That was good enough for the Cubs to grab him in the 2016 draft and was assigned to short-season Eugene shortly after. Miller made four starts with the Emeralds and struck out 14 batters in 22.2 innings pitched. He did allow 10 earned runs and four home runs in that time and decided to work on things in the Arizona Fall League. He made just one start but pitched 6.0 innings while striking out three and not allowing a run to end his first professional season.

Miller was assigned to Single-A South Bend to start the 2017 season and tossed 120.2 innings while striking out 99 batters but home runs still continued to be a problem for him as he allowed 10 that year. Flash forward to 2018 at High-A Myrtle Beach, it was relatively the same results so that’s when he decided to add another pitch in the 2018 offseason.

"“I was taught a spiked curveball this off season while in the Cubs Camps in Arizona and it’s still a learning pitch. I think it helps to develop my pitch tunneling. My SL/FB combo works well and the CB/FB combo can work even better when locating my pitches all around the strike zone. Adding the CB helps me had more weapons later in the game when I’m facing a hitter for the 3rd time.”"

He began this season in Double-A and he has seen the improvement from adding another pitch to his arsenal. In eight starts, Miller has pitched 46.0 innings while striking out 41 batters to the tune of a 1.17 ERA. He has also allowed just three home runs on the year. So what’s been the biggest difference between High-A and Double-A ball?

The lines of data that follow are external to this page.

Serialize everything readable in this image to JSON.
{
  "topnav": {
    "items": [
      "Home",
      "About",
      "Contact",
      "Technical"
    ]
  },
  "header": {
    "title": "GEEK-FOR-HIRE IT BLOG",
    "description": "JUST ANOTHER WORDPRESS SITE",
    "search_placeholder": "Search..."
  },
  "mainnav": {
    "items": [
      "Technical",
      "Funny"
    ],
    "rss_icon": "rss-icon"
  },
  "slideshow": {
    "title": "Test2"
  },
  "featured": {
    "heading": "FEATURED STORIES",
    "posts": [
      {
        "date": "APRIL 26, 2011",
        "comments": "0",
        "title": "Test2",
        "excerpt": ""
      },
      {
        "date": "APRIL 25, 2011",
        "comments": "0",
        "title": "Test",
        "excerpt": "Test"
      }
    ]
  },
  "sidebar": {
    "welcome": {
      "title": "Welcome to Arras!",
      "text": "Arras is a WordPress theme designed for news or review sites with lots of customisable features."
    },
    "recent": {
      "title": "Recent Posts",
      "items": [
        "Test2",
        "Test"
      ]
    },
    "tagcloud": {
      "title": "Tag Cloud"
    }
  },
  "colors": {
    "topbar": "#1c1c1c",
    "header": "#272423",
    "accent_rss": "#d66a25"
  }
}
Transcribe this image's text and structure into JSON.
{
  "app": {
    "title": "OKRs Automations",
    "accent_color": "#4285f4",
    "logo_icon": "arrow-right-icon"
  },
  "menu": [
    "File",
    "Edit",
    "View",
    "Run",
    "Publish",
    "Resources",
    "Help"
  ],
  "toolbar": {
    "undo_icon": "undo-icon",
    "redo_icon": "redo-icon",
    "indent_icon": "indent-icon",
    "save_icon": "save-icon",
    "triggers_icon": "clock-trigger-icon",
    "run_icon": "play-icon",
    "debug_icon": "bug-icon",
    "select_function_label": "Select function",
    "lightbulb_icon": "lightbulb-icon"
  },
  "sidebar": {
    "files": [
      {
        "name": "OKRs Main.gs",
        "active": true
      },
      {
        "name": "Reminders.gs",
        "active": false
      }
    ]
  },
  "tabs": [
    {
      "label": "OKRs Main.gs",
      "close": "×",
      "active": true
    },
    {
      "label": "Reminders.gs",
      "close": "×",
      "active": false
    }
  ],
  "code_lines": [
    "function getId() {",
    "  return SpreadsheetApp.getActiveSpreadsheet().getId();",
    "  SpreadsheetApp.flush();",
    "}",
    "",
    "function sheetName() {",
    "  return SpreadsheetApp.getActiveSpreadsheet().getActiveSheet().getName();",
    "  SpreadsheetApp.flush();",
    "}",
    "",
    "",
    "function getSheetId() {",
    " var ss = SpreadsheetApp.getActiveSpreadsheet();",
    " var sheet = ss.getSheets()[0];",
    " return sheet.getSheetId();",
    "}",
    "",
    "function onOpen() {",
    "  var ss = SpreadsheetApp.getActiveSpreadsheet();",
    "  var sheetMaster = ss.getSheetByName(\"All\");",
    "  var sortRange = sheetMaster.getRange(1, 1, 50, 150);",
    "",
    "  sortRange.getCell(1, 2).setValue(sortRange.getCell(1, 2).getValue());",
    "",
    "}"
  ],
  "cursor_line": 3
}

"“The biggest thing I’ve noticed about AA is scouting reports. It’s the first time I’ve had 5 game series against teams so I need to know the hitters strengths and weaknesses. I need to know how to throw to these hitters now and also need to make sure I don’t get into patterns when facing a team a 2nd and 3rd time.Cubs are big in analytics and it’s been a long year and a half of learning about what works and what doesn’t. Spin rates and spin efficiency help show you why certain pitches are working and what you should throw more or less of. Analytics also helps with recognizing patterns like if you throw 86 percent fastballs away to lefties when behind in the count for example. Just information like that can help you be less predictable.”"

The Smokies have a pair of pitchers that fans should be excited about. Both Tyson Miller and Cory Abbott make for quite the 1-2 punch as part of a Smokies pitching staff that is third in innings pitched in the Southern League.

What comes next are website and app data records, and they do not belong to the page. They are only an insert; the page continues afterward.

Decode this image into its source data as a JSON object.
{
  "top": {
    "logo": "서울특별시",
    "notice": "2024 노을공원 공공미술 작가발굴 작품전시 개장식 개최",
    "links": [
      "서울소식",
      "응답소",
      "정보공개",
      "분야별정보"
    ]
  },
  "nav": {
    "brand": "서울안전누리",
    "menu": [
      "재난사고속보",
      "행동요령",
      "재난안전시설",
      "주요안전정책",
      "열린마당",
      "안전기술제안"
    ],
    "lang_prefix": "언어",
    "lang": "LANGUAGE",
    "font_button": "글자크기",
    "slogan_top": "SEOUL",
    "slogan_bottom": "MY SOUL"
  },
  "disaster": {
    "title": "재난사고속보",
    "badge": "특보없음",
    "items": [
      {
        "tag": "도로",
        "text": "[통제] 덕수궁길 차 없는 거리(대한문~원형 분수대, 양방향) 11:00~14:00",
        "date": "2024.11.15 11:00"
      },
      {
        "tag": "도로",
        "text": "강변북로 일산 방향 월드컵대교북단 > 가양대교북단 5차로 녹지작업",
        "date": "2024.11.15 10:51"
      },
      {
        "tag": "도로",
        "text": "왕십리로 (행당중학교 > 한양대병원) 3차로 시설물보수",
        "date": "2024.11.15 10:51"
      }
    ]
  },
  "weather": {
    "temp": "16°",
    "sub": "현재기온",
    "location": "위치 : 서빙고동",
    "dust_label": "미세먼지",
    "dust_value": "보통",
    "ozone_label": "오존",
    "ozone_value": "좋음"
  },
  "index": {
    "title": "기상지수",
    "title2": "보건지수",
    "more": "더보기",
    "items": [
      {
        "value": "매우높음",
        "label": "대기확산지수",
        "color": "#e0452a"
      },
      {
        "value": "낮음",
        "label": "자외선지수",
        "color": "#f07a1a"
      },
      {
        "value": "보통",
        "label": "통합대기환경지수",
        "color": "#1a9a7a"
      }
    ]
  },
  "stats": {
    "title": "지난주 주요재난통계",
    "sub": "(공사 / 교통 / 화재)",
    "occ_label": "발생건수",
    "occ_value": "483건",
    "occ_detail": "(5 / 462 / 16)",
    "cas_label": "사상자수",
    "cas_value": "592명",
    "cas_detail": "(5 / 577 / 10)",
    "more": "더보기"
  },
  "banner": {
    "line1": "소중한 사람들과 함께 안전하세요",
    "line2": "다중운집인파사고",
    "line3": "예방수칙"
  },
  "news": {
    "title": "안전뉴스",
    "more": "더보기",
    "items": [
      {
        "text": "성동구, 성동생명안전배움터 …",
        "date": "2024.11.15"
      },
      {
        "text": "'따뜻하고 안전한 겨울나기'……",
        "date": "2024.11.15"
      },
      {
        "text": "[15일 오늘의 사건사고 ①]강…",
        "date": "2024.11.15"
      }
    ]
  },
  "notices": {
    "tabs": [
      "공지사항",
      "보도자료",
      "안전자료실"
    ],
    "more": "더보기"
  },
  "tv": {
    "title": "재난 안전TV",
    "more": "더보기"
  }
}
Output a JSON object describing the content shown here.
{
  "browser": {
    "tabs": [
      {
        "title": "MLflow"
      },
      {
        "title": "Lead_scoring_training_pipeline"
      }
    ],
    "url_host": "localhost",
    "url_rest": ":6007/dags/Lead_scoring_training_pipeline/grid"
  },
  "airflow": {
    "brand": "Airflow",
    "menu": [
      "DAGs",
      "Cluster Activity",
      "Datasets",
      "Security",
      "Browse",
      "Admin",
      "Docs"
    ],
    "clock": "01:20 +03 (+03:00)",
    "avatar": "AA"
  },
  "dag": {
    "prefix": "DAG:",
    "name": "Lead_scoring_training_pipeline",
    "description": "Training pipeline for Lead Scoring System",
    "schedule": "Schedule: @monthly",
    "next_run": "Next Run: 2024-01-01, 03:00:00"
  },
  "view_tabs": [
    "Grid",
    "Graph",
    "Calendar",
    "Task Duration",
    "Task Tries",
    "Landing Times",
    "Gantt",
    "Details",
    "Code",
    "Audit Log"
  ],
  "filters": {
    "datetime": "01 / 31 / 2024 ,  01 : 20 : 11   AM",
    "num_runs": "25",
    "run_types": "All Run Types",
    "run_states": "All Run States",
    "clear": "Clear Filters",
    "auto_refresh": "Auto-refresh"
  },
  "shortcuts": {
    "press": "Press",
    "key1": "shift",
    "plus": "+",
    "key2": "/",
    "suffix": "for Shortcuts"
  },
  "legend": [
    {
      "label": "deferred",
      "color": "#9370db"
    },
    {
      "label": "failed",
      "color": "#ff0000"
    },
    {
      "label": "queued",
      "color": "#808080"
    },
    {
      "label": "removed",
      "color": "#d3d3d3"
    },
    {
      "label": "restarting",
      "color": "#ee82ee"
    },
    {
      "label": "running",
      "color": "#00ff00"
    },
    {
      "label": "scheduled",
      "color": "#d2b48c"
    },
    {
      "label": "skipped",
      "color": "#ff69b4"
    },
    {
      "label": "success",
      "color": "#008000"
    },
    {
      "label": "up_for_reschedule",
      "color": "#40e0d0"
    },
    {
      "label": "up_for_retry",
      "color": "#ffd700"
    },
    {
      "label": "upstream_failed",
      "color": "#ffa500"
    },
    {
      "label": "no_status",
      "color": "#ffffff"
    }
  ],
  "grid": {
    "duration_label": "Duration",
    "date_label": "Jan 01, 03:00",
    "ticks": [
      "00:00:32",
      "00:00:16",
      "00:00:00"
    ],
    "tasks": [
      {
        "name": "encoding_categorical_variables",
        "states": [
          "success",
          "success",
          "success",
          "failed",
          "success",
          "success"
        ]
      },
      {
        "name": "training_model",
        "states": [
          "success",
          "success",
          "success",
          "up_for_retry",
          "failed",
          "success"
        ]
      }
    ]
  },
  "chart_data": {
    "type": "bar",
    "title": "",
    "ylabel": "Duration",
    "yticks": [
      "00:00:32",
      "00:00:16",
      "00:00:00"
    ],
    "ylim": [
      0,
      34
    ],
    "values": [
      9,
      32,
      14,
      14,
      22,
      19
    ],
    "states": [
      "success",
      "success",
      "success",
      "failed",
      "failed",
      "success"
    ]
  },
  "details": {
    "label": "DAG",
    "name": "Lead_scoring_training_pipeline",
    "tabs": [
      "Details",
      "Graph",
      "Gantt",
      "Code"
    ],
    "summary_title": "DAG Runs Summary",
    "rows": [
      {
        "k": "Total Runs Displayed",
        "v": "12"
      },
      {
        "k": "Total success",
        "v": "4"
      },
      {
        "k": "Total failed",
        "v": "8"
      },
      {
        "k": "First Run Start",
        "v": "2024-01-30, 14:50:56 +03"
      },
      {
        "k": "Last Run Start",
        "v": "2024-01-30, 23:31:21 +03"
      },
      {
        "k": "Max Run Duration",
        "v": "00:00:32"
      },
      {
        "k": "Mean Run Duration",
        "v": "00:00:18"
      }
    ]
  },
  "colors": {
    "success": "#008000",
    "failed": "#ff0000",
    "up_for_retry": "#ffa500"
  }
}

Speaking of innings pitched, Miller has been pitching deeper into games having gone at least seven innings in both of his last two starts and at least six innings in his last five games. So why has he been so successful going deeper into games?

"“My goal as a starting pitching is to try and go as long into a game as possible. I’ve always taken pride in being a “workhorse.” I try to get outs early and keep my pitch count down so I can go deep into games. I want to attack hitters and compete on the mound instead of trying to get swing and misses. I like soft contact quick outs to keep the pace of play going and pitch count down. I was taught in college to have a quick tempo. To get the sign, make a competitive pitch, get the ball back, get on the rubber, and repeat. No wasted time. Keeps the defense light on their feet.”"

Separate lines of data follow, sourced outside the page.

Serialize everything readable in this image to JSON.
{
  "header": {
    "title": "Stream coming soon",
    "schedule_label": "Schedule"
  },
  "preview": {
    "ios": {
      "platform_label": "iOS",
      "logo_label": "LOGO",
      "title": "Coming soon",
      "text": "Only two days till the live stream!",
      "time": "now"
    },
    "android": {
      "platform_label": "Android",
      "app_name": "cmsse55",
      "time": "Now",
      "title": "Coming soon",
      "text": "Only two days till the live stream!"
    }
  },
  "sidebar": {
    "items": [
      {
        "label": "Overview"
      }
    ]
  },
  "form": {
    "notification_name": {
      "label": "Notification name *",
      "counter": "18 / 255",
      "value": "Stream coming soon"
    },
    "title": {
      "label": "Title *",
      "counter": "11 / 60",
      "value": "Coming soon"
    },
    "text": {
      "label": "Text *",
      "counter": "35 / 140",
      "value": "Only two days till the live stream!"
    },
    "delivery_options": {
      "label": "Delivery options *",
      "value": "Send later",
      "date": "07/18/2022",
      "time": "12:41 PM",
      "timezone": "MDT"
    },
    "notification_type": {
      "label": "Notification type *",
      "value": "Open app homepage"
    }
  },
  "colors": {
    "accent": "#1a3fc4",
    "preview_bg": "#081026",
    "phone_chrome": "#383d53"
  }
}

Miller is a guy that could very easily be promoted to Triple-A Iowa in the next month or so and a potential starter in the big league rotation next year, especially if he keeps this up. You have to love his mindset of wanting to be a workhorse, of knowing how to get guys out and his competitive nature.

Next. Cory Abbott on the fast track to Wrigley. dark

Perhaps it’s his pre-game music that gets him so amped up?

"“My game day music varies on how my mood is that day. Sometimes I need to calm myself down before I go out and warm up and other days I need to get pumped up. Whether it’s some House Music to get some good vibes going or it’s modern day rap to get me pumped, I just go with what I’m feeling that day. Also, on days I don’t pitch I watch my shows on Netflix or play cards in the locker room. When I’m not at the field I’m usually playing MLB The Show on my play station or Fortnite.”"

A special thank you to Tyson Miller (@Tyson_Miller07) for taking the time to speak with me.